→ TASK STATEMENT
Below are records; report the number of lines among them that include the word "profile", and nothing further.
==== INPUT RECORDS
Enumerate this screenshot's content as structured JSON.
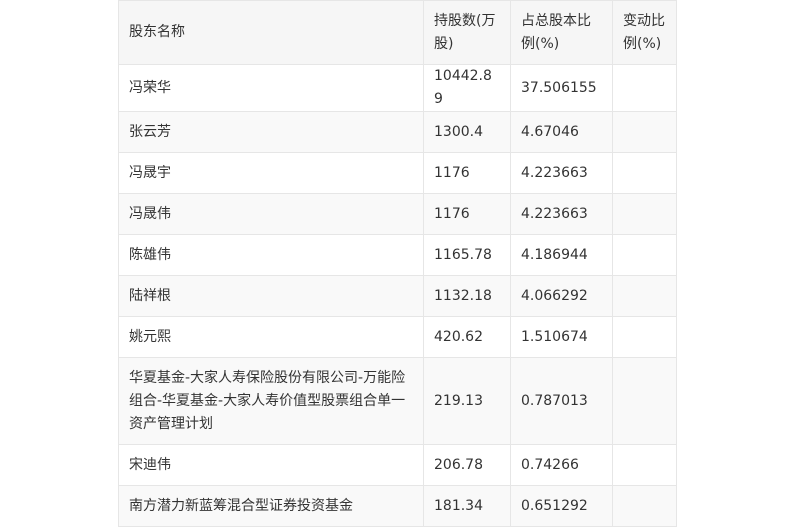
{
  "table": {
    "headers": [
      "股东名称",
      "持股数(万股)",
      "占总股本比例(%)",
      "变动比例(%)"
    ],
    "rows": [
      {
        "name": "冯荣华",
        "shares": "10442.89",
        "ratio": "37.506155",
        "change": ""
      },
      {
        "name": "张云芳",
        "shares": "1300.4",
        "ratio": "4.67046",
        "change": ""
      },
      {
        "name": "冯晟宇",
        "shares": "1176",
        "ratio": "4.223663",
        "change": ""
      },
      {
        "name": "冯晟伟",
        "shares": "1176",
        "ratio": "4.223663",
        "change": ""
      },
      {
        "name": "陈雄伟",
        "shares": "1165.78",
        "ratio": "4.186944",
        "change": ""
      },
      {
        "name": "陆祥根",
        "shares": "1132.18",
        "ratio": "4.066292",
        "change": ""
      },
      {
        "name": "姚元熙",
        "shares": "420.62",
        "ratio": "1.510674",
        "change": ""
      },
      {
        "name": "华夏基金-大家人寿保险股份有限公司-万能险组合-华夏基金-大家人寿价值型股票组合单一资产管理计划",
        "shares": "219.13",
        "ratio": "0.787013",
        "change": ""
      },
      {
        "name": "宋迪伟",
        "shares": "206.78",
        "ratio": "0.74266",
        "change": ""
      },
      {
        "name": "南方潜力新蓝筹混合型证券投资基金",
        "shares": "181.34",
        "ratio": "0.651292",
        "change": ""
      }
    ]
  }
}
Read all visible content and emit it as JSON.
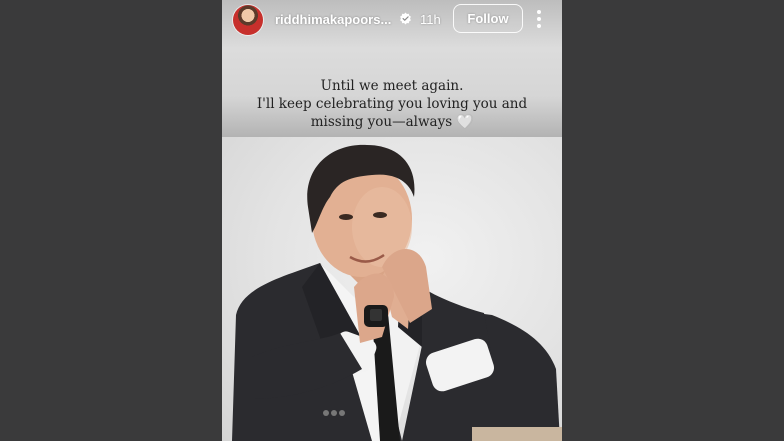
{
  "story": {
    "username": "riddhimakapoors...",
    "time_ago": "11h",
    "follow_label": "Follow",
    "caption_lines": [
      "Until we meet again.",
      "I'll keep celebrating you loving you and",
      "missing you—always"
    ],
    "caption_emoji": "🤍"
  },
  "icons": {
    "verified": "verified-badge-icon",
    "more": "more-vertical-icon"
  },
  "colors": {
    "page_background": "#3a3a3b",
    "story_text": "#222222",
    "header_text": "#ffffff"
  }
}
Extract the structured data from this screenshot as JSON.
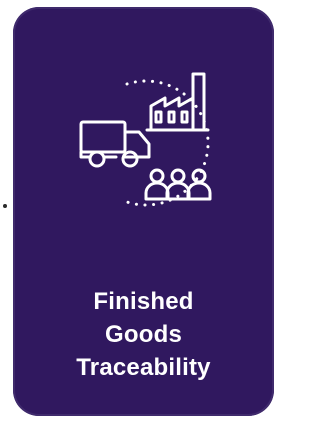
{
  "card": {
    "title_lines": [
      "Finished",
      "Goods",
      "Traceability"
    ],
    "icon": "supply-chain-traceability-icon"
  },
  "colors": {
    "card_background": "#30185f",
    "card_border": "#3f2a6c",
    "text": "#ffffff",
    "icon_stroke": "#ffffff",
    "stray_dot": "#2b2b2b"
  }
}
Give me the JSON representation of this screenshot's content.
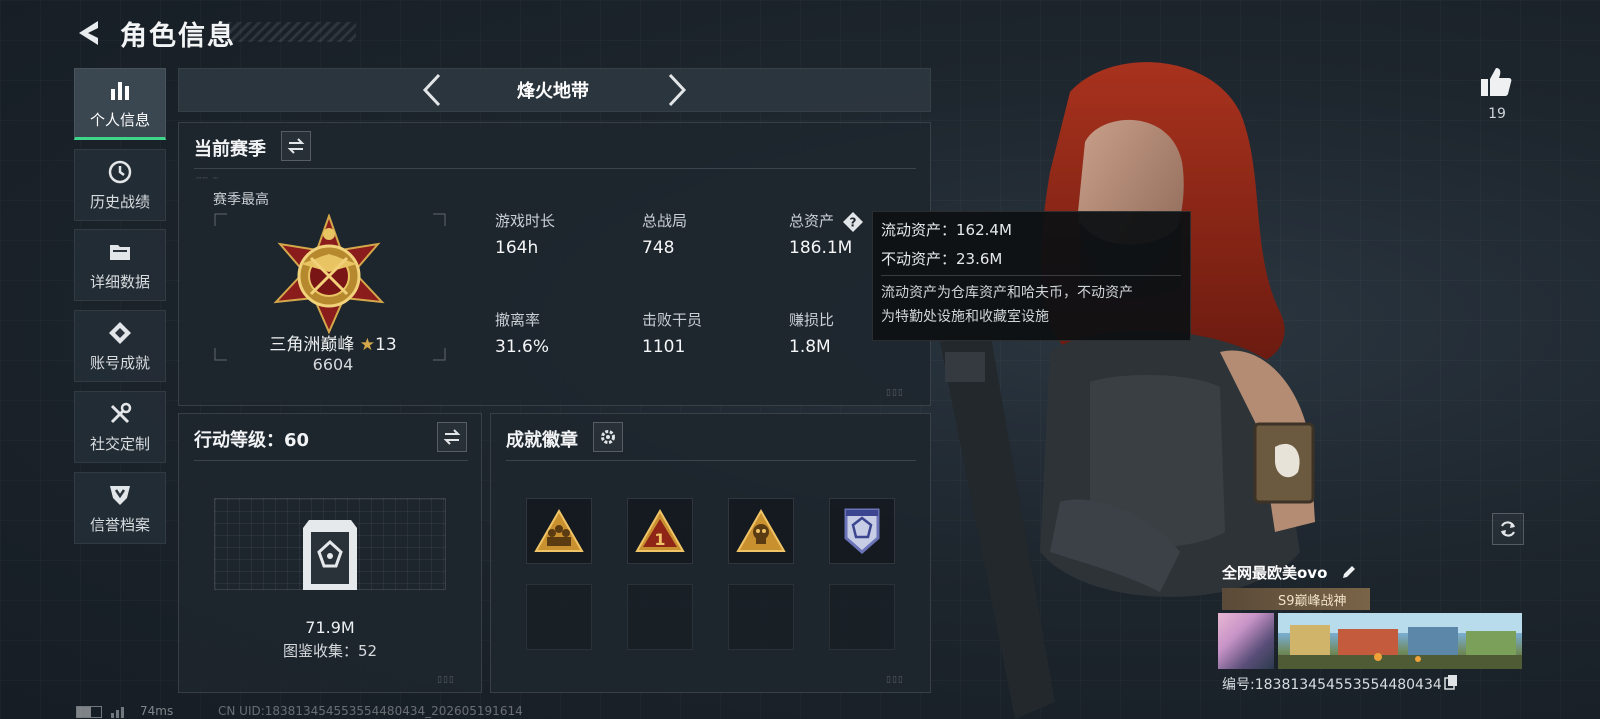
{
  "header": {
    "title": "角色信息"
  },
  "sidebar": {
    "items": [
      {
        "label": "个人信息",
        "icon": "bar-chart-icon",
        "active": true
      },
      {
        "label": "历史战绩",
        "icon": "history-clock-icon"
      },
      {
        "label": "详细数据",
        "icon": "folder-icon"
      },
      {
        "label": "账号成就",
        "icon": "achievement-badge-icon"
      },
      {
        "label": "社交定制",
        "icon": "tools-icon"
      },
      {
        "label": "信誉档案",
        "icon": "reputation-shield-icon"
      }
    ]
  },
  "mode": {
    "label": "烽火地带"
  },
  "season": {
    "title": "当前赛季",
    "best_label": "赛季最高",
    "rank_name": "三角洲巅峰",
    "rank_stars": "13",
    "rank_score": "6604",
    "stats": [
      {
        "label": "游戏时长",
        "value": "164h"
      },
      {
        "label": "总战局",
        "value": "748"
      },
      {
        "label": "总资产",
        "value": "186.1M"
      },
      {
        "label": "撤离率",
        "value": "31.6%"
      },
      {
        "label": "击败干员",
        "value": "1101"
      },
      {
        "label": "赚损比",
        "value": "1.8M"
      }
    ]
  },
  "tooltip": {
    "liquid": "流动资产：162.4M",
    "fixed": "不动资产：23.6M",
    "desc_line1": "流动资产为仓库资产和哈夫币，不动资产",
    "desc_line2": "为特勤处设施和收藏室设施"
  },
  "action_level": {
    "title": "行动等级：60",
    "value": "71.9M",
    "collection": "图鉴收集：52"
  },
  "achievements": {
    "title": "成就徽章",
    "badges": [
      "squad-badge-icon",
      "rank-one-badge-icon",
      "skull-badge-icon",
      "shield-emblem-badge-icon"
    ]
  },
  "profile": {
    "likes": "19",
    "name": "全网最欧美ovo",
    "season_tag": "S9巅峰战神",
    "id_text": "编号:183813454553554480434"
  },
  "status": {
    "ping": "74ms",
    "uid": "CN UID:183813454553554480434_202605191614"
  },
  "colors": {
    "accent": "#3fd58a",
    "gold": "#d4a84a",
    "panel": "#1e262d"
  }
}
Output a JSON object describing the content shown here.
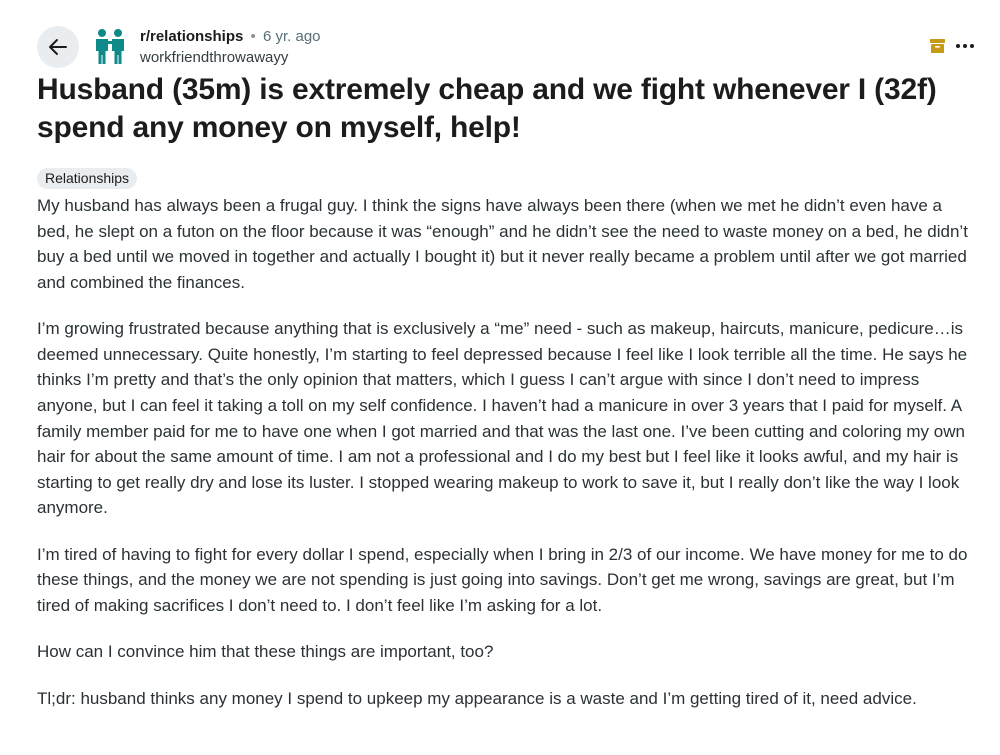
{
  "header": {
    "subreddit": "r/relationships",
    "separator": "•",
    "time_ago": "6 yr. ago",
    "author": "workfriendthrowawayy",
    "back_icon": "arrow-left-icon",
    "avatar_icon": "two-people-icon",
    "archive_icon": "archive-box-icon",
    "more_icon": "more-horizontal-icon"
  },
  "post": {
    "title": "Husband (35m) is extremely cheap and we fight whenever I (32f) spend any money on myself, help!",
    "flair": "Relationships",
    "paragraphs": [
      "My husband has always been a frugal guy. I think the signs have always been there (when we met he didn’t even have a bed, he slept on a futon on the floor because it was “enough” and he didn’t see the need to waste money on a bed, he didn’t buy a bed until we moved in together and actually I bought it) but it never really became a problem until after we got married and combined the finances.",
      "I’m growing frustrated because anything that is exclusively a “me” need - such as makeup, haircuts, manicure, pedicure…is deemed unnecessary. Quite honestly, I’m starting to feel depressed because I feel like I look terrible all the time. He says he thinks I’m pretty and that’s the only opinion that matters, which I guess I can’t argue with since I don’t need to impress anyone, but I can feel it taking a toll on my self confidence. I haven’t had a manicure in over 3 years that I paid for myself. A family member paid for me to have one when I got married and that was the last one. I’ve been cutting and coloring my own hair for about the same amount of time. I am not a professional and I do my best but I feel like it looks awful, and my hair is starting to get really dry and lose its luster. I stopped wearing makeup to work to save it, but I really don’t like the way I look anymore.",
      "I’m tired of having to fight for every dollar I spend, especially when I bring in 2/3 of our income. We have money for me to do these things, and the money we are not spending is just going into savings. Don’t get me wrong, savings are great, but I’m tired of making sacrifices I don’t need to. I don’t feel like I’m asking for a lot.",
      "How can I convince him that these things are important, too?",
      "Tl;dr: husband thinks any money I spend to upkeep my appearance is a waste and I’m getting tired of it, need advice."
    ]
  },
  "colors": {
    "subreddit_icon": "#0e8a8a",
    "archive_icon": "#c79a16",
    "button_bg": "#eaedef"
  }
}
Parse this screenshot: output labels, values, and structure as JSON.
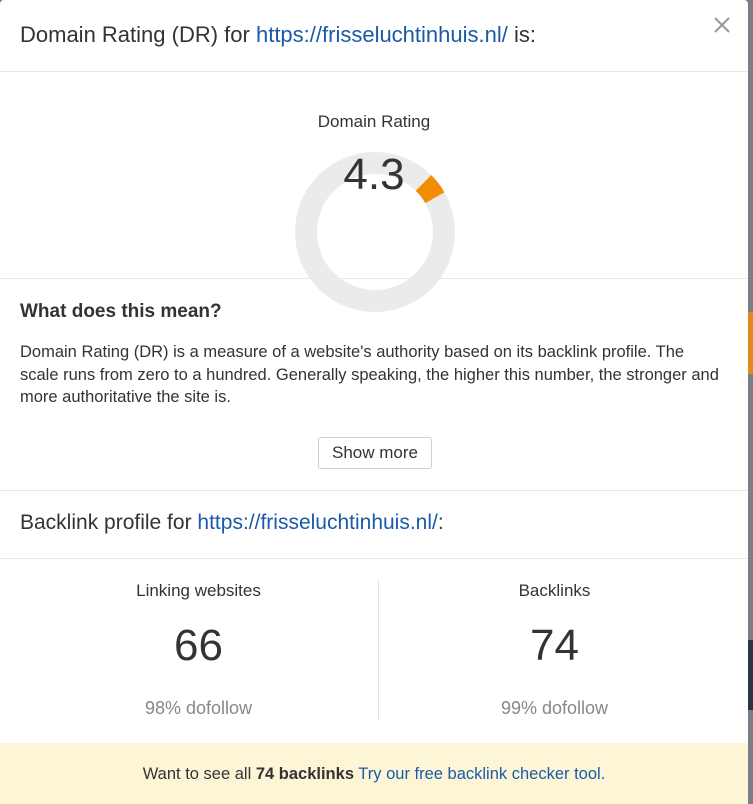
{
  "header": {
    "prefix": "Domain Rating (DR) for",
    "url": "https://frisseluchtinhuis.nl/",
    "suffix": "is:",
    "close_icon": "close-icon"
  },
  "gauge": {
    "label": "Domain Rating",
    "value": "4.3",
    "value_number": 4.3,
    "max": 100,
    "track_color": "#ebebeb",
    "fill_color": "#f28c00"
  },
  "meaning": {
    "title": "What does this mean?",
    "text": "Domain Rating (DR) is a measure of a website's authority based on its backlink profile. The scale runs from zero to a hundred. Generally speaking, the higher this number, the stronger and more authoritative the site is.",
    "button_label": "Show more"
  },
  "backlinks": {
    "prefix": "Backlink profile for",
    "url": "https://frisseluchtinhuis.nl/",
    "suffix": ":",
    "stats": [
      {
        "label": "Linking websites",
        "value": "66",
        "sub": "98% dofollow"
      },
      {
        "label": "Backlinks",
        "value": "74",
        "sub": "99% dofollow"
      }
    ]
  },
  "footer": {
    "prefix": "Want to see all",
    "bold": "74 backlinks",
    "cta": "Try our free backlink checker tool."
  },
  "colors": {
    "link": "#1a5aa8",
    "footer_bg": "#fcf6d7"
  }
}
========
→ OUTPUT OF THE EXERCISE
3